[WHAT IS EXPECTED]
Check every line of the data and copy the ones where "Work" appears.
○ ○ ○ ○ ○
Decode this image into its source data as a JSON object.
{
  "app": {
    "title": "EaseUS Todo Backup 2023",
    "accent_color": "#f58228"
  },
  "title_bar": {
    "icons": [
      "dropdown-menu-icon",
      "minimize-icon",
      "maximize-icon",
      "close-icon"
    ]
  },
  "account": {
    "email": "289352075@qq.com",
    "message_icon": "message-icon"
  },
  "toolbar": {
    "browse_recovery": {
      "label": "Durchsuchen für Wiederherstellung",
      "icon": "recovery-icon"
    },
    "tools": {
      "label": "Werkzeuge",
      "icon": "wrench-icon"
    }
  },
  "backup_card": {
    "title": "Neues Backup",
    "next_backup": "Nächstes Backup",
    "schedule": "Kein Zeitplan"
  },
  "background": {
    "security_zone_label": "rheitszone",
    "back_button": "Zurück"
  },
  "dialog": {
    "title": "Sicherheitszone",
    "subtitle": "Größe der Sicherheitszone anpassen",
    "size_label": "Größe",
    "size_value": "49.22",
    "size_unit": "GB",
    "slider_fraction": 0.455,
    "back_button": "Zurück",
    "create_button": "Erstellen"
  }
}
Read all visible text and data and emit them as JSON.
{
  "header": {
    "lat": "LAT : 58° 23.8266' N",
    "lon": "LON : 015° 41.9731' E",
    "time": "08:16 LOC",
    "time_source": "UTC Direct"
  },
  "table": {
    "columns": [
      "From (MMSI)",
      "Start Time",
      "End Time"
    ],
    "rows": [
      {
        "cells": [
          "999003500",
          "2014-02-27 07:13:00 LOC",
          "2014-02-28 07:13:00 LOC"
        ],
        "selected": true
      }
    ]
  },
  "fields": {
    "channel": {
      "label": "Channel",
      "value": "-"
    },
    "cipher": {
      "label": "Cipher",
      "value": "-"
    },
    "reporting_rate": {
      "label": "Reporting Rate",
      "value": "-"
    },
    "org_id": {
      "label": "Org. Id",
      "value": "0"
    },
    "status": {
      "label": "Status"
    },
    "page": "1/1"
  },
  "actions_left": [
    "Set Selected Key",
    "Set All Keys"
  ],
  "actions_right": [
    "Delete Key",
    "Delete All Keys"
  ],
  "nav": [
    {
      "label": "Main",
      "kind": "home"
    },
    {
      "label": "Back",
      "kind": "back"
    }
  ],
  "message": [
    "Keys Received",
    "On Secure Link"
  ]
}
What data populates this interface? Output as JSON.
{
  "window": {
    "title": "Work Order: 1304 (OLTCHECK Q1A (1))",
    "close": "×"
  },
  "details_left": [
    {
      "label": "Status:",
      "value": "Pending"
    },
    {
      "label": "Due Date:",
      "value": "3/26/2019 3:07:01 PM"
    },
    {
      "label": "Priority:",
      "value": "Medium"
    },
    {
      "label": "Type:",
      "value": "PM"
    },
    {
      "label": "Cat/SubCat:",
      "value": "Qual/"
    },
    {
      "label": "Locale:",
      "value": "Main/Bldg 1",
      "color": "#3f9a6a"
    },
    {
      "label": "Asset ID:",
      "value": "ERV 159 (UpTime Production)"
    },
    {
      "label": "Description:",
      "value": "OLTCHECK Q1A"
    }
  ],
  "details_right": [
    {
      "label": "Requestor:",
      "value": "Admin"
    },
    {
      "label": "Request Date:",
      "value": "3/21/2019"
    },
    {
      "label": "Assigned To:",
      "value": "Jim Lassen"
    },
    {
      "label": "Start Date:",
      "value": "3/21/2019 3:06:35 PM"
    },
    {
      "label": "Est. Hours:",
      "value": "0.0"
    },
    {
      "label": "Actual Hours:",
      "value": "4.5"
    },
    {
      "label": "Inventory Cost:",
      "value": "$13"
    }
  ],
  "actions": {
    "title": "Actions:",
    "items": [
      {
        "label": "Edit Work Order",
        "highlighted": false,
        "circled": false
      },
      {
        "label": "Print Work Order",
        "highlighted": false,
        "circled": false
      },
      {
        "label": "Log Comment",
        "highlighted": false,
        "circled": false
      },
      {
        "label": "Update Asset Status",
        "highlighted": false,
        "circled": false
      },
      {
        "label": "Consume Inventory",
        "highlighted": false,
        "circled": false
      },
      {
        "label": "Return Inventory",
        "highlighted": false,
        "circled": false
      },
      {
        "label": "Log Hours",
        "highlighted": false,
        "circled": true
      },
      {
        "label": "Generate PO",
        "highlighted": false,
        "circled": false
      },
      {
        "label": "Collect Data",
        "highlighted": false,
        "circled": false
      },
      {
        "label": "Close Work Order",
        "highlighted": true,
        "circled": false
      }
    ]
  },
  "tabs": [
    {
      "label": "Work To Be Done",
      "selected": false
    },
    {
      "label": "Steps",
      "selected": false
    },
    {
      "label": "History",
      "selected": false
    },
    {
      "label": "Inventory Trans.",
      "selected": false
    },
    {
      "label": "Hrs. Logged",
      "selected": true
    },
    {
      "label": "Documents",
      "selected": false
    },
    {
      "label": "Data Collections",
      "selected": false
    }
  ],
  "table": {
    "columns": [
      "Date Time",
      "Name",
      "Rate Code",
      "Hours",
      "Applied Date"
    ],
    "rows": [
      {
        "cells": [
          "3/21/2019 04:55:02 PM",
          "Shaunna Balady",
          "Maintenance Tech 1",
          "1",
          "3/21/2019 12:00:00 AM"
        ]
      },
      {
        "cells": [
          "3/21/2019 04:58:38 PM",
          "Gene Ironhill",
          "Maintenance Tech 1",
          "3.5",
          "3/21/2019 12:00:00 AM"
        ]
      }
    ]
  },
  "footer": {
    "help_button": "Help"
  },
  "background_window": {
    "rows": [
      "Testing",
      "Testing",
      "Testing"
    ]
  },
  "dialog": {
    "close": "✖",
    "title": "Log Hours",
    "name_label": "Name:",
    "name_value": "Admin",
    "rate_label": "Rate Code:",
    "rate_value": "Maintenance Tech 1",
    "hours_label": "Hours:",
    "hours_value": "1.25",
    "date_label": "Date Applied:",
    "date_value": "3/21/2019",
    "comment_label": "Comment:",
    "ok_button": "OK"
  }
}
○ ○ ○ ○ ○
[YOUR SOLUTION]
    "title": "Work Order: 1304 (OLTCHECK Q1A (1))",
        "label": "Edit Work Order",
        "label": "Print Work Order",
        "label": "Close Work Order",
      "label": "Work To Be Done",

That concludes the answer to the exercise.